The cost of attendance for the 2014-’15 year has been set at $63,250, up $2,350 from the term bill for 2013-’14. Yale’s cost of attendance has been steadily increasing for the past decade — the cost of attendance for the 2007-’08 year was $45,000. The cost of attending Yale College has increased by nearly $20,000 in an eight-year period. This is a problem for students across the socioeconomic spectrum.
Families not receiving financial aid are forced to pay thousands more each year without many tangible changes in the product received. And although the University claims, “the cost of Yale next year for parents of current students receiving financial aid will not increase,” the student portions of the financial aid package have increased once again.
This year’s press release noted that students receiving financial aid would be asked to contribute $50 more to the “self-help” portion of their package next year, a portion typically paid for with a term-time job. Although this $50 increase may seem negligible, it follows a $300 increase in self-help payments over the past two years. During the 2008-2009 year, the self-help contribution was $2,500. Next year, it will be $3,350 for upperclassmen and $2,850 for freshmen. And campus minimum wage has risen by a mere 70 cents since 2008. In an interview with the News, Director of Student Financial Services Caesar Storlazzi said there are no plans to raise the minimum wage in the upcoming year.
Another key piece of information was left out of the press release: The student income contribution, the portion contributed from summer earnings, has also risen once again. Financial aid recipients will be asked to contribute $3,050 this summer, up from $2,400 in 2008. To summarize, upperclassmen on financial aid will be asked to contribute $6,400 towards their education, while their counterparts in 2008 paid $4,900. Yet Yale continues to claim that they meet full demonstrated need, as the family portion of the financial aid package has not changed.
Rising costs of attendance force students to either work longer hours, take out loans or financially squeeze their families. This trend is particularly strange given Yale’s recent attempts to recruit more low-income students and improve their college experience through programs like Freshman Scholars at Yale.
Costs of attendance have been rising steadily at schools across the country. According to the College Board, the average cost of attendance at private, non-profit four-year colleges has increased 14 percent beyond the rate of inflation since 2008. At public four-year institutions, costs have risen by 27 percent.
Rising college costs each year have become the standard in the United States, yet the situation could not be more dramatically different just across our northern border.
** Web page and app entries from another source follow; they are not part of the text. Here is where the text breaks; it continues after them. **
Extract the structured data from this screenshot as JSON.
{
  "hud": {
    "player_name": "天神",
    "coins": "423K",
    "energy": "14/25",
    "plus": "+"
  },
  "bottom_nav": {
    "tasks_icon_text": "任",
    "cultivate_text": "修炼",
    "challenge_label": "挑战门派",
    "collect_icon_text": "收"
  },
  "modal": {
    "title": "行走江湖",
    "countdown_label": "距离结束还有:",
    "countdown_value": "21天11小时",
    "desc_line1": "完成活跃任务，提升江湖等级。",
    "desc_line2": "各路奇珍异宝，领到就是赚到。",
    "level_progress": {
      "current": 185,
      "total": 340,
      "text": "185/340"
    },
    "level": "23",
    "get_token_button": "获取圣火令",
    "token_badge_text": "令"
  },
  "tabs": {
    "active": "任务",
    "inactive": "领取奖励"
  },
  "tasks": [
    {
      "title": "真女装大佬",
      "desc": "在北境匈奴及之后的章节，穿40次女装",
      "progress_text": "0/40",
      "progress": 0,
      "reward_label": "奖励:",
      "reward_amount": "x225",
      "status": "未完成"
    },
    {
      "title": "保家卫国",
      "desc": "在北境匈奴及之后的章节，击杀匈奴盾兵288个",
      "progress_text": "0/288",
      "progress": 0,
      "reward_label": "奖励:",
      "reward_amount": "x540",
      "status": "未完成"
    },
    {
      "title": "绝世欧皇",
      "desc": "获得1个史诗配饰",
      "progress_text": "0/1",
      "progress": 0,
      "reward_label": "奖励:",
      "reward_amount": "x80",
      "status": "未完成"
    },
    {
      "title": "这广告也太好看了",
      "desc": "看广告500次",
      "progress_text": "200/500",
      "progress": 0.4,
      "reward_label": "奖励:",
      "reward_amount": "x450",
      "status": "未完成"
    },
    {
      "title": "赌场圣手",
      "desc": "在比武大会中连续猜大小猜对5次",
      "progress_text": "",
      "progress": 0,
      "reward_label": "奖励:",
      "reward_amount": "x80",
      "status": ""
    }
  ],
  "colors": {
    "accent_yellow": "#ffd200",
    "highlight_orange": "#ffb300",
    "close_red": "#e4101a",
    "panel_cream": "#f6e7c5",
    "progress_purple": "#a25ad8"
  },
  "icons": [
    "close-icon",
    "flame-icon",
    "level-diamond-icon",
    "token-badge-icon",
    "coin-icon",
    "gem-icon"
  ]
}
College students in Quebec went on strike and protested for 100 days straight in 2012 in response to a government plan to raise tuition by $1,625 over five years. The student unions refused to accept the compromise of a seven-year plan, eventually forcing the education minister to resign. That fall, the tuition hikes were eliminated, and it was announced that tuition would be indexed to cost of living.
The proposed rise in Quebec college tuition would have resulted in total costs far lower than American college costs, but those students chose to take to the streets and force their government to back down. Yet, American students have watched costs rise dramatically for years, exhibiting little to no resistance.
It is time for American students, including us at Yale, to take a cue from up north and demand an end to rising college costs. At the very least, the Yale administration owes undergraduates a transparent, well-publicized explanation as to why costs have risen nearly $20,000 in just eight years — not a short press release announcement while campus is empty.
Diana Rosen is a sophomore in Pierson College. Her columns run on alternate Mondays. Contact her at email@example.com.